## WORK INSTRUCTIONS
For each line in the data below that holds "singer", return a copy.
◆ ◆ ◆ ◆
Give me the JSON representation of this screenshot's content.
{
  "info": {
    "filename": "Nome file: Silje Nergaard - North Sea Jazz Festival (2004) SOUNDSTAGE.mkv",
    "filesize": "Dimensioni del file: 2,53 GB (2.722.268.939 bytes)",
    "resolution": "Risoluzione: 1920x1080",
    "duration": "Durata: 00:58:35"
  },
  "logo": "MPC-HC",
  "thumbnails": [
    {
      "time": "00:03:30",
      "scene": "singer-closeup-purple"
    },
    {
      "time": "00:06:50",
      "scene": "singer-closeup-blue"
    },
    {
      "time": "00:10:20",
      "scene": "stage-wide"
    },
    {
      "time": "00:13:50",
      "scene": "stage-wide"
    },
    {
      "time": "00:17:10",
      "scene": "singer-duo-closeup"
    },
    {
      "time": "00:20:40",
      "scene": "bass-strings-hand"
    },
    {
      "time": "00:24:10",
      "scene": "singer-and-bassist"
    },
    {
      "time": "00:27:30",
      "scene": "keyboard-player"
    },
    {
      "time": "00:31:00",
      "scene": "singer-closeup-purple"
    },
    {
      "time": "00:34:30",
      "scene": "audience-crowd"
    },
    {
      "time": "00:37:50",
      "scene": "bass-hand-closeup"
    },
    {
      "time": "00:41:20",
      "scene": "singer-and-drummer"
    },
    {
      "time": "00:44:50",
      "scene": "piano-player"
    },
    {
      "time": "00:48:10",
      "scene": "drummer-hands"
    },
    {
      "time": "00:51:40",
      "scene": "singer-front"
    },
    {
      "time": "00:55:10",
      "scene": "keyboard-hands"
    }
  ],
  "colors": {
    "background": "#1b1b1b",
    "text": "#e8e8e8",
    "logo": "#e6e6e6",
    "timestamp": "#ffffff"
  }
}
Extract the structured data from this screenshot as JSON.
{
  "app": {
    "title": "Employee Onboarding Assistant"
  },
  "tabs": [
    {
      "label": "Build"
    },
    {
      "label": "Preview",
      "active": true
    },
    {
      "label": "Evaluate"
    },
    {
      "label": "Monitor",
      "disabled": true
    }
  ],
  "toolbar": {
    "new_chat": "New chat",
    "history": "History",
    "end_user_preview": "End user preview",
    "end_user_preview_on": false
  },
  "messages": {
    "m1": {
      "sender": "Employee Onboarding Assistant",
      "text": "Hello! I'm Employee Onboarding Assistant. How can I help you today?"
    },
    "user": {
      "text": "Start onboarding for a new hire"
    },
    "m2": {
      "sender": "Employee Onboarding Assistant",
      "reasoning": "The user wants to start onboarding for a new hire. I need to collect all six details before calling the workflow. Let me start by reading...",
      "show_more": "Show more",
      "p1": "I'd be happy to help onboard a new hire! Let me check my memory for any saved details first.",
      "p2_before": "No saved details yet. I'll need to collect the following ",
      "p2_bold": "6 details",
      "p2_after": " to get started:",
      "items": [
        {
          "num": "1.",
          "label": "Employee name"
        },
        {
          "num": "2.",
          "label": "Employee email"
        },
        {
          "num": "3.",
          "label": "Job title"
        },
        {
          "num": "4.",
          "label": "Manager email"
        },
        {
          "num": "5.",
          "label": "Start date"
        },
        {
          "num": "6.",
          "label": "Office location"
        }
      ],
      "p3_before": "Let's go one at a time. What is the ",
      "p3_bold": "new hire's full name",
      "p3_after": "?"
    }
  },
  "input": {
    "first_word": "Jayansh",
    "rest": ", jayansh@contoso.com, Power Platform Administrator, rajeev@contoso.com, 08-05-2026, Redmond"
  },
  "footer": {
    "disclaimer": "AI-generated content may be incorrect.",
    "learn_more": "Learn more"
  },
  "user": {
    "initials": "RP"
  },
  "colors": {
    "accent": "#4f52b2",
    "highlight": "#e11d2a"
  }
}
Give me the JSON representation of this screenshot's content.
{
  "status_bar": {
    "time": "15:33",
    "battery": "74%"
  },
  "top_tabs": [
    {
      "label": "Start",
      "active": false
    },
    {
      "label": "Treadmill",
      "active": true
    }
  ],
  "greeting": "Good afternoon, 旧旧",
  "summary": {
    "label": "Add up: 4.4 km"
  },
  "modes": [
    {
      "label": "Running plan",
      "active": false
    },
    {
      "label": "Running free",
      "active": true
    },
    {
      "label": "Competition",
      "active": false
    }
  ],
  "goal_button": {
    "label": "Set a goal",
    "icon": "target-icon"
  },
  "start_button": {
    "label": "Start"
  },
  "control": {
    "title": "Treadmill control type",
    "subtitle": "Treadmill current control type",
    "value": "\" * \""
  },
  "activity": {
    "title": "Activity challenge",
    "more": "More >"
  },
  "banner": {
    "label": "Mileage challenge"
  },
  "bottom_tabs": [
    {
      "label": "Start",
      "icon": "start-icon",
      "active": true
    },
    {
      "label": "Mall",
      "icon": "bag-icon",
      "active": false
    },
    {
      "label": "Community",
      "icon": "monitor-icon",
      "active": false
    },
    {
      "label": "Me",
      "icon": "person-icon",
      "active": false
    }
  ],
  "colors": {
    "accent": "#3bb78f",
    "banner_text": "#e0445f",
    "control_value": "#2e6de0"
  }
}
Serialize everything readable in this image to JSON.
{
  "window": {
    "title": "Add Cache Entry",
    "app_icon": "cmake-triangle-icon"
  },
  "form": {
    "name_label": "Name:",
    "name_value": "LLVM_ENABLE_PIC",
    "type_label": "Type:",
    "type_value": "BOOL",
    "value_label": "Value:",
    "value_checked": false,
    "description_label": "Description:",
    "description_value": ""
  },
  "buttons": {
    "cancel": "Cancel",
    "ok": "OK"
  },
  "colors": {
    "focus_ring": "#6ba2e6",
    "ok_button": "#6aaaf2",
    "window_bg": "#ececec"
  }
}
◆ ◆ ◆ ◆
## ANSWER FOR THE TASK
      "scene": "singer-closeup-purple"
      "scene": "singer-closeup-blue"
      "scene": "singer-duo-closeup"
      "scene": "singer-and-bassist"
      "scene": "singer-closeup-purple"
      "scene": "singer-and-drummer"
      "scene": "singer-front"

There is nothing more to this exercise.